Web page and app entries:
------------------------------------------------------------

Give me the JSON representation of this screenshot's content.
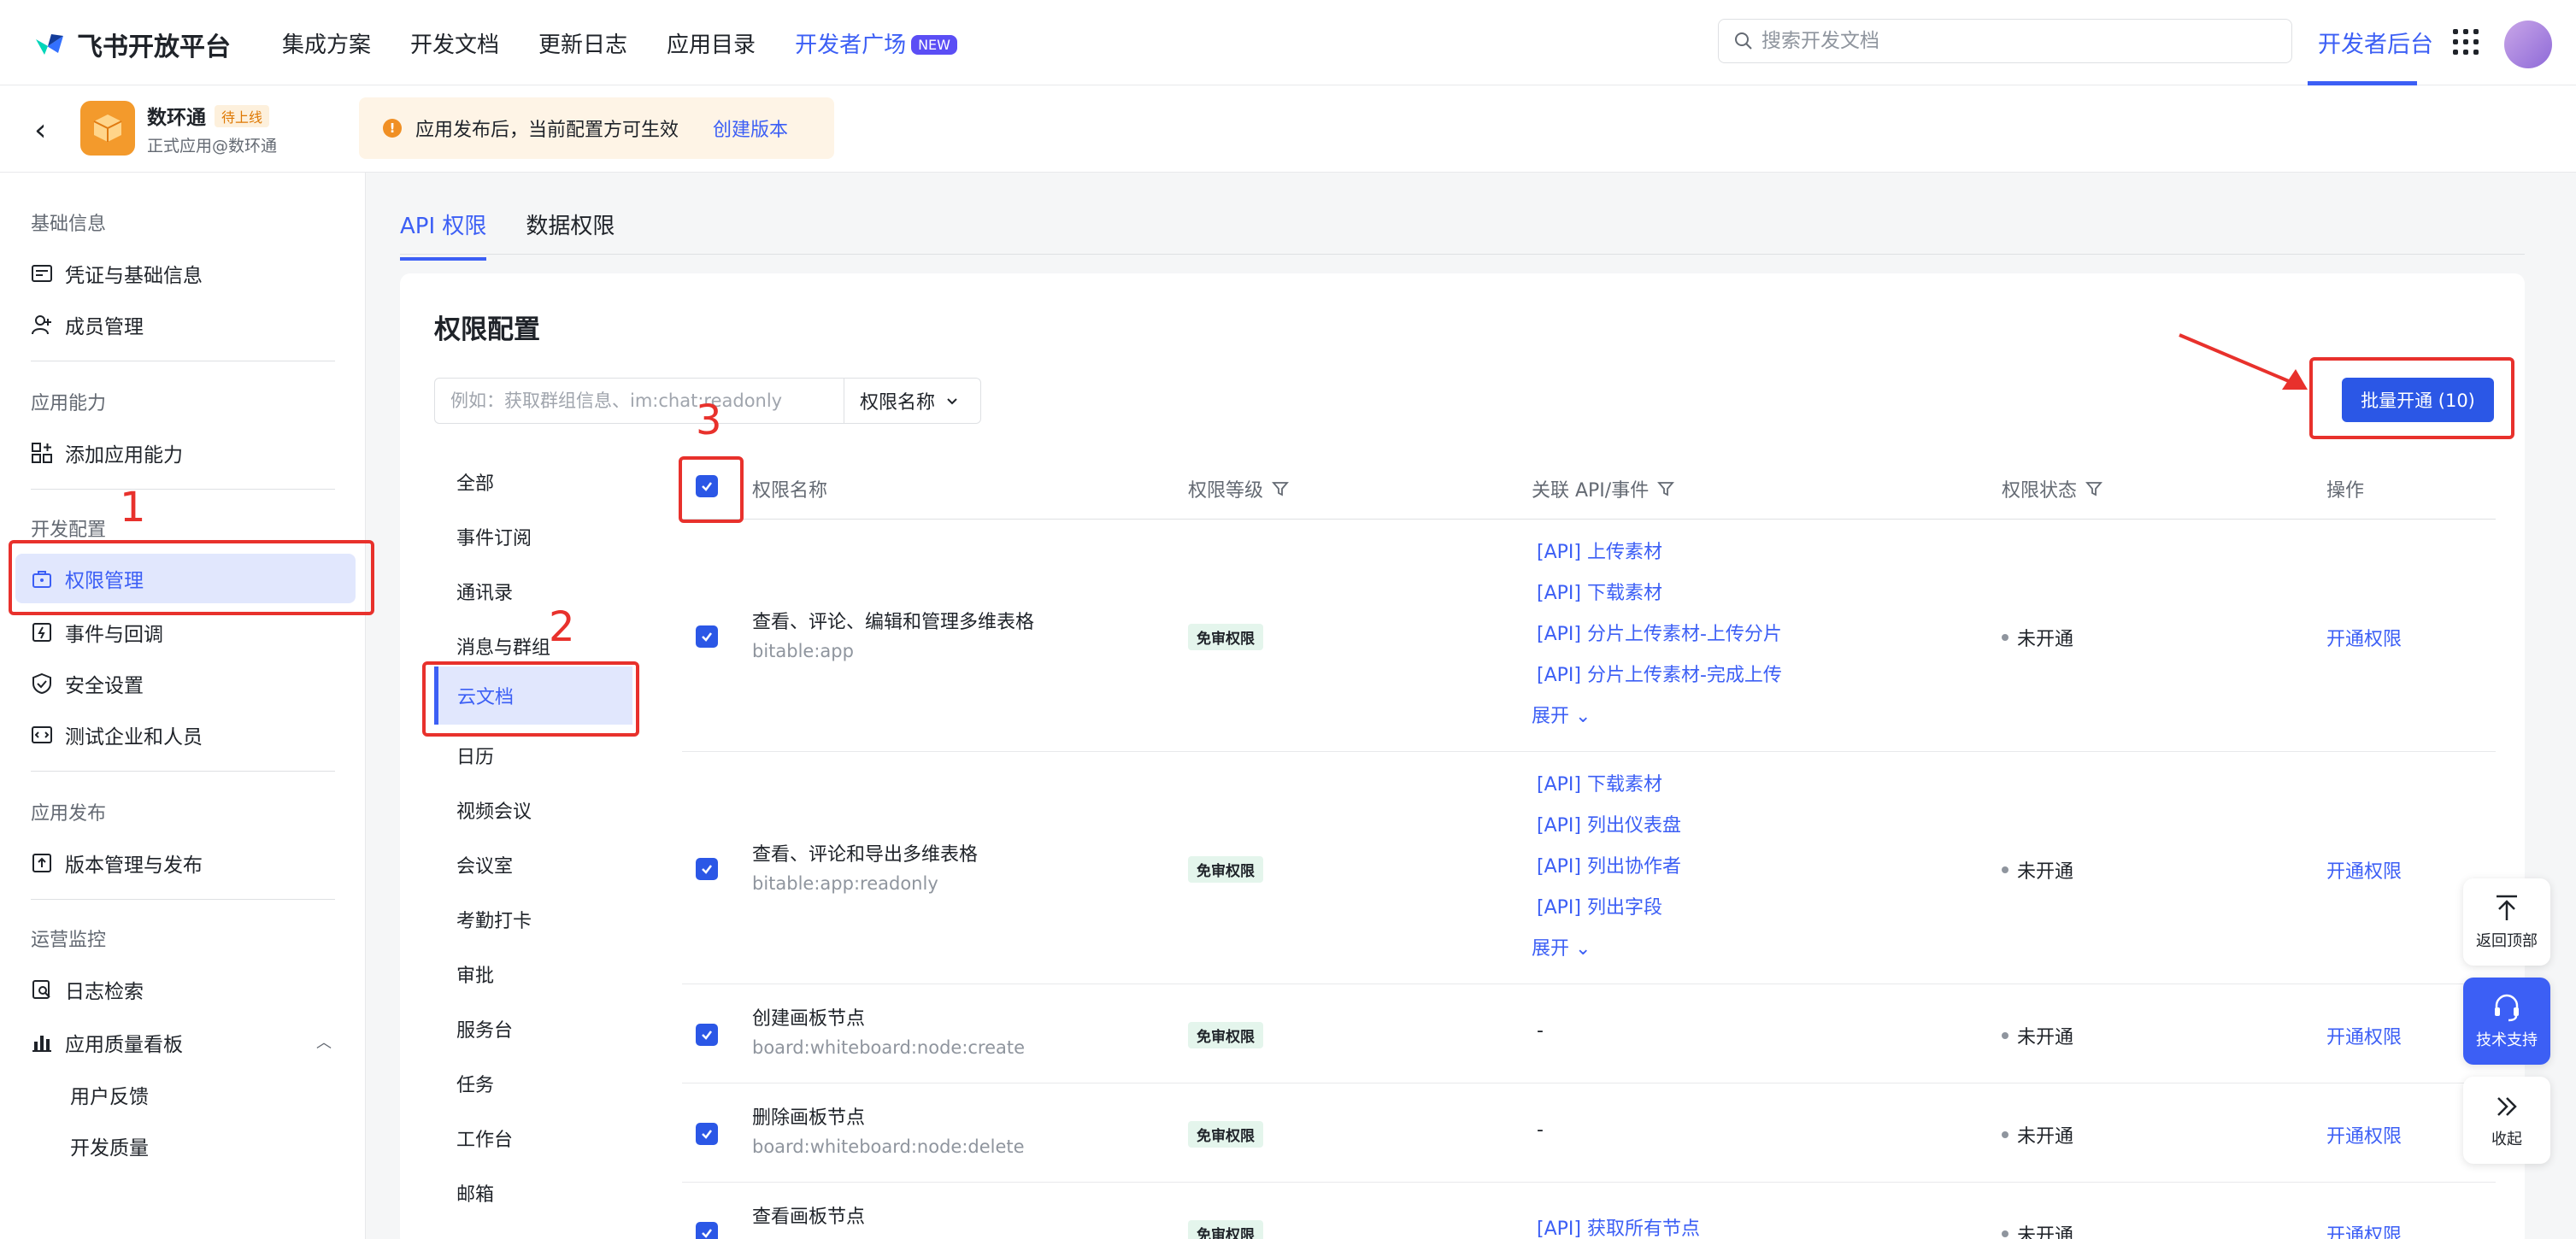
{
  "topbar": {
    "logo": "飞书开放平台",
    "nav": [
      "集成方案",
      "开发文档",
      "更新日志",
      "应用目录",
      "开发者广场"
    ],
    "nav_badge": "NEW",
    "search_placeholder": "搜索开发文档",
    "dev_console": "开发者后台"
  },
  "appbar": {
    "app_name": "数环通",
    "app_status": "待上线",
    "app_sub": "正式应用@数环通",
    "notice": "应用发布后，当前配置方可生效",
    "notice_link": "创建版本"
  },
  "sidebar": {
    "sec_basic": "基础信息",
    "credentials": "凭证与基础信息",
    "members": "成员管理",
    "sec_ability": "应用能力",
    "add_ability": "添加应用能力",
    "sec_dev": "开发配置",
    "permission": "权限管理",
    "events": "事件与回调",
    "security": "安全设置",
    "test_org": "测试企业和人员",
    "sec_release": "应用发布",
    "version": "版本管理与发布",
    "sec_ops": "运营监控",
    "logs": "日志检索",
    "quality": "应用质量看板",
    "feedback": "用户反馈",
    "dev_quality": "开发质量"
  },
  "tabs": [
    "API 权限",
    "数据权限"
  ],
  "card": {
    "title": "权限配置",
    "filter_placeholder": "例如：获取群组信息、im:chat:readonly",
    "filter_select": "权限名称",
    "batch_button": "批量开通 (10)"
  },
  "categories": [
    "全部",
    "事件订阅",
    "通讯录",
    "消息与群组",
    "云文档",
    "日历",
    "视频会议",
    "会议室",
    "考勤打卡",
    "审批",
    "服务台",
    "任务",
    "工作台",
    "邮箱"
  ],
  "table": {
    "headers": {
      "name": "权限名称",
      "level": "权限等级",
      "api": "关联 API/事件",
      "status": "权限状态",
      "op": "操作"
    },
    "rows": [
      {
        "name": "查看、评论、编辑和管理多维表格",
        "code": "bitable:app",
        "level": "免审权限",
        "apis": [
          "[API] 上传素材",
          "[API] 下载素材",
          "[API] 分片上传素材-上传分片",
          "[API] 分片上传素材-完成上传"
        ],
        "expand": "展开",
        "status": "未开通",
        "op": "开通权限"
      },
      {
        "name": "查看、评论和导出多维表格",
        "code": "bitable:app:readonly",
        "level": "免审权限",
        "apis": [
          "[API] 下载素材",
          "[API] 列出仪表盘",
          "[API] 列出协作者",
          "[API] 列出字段"
        ],
        "expand": "展开",
        "status": "未开通",
        "op": "开通权限"
      },
      {
        "name": "创建画板节点",
        "code": "board:whiteboard:node:create",
        "level": "免审权限",
        "api_text": "-",
        "status": "未开通",
        "op": "开通权限"
      },
      {
        "name": "删除画板节点",
        "code": "board:whiteboard:node:delete",
        "level": "免审权限",
        "api_text": "-",
        "status": "未开通",
        "op": "开通权限"
      },
      {
        "name": "查看画板节点",
        "level": "免审权限",
        "api_text": "[API] 获取所有节点",
        "status": "未开通",
        "op": "开通权限"
      }
    ]
  },
  "annotations": [
    "1",
    "2",
    "3"
  ],
  "float_toolbar": {
    "top": "返回顶部",
    "support": "技术支持",
    "collapse": "收起"
  },
  "colors": {
    "accent": "#3c5ff5",
    "annotation": "#e8312c",
    "app_icon": "#f39a2c"
  }
}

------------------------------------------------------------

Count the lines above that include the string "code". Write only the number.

■ **Answer to this problem**
4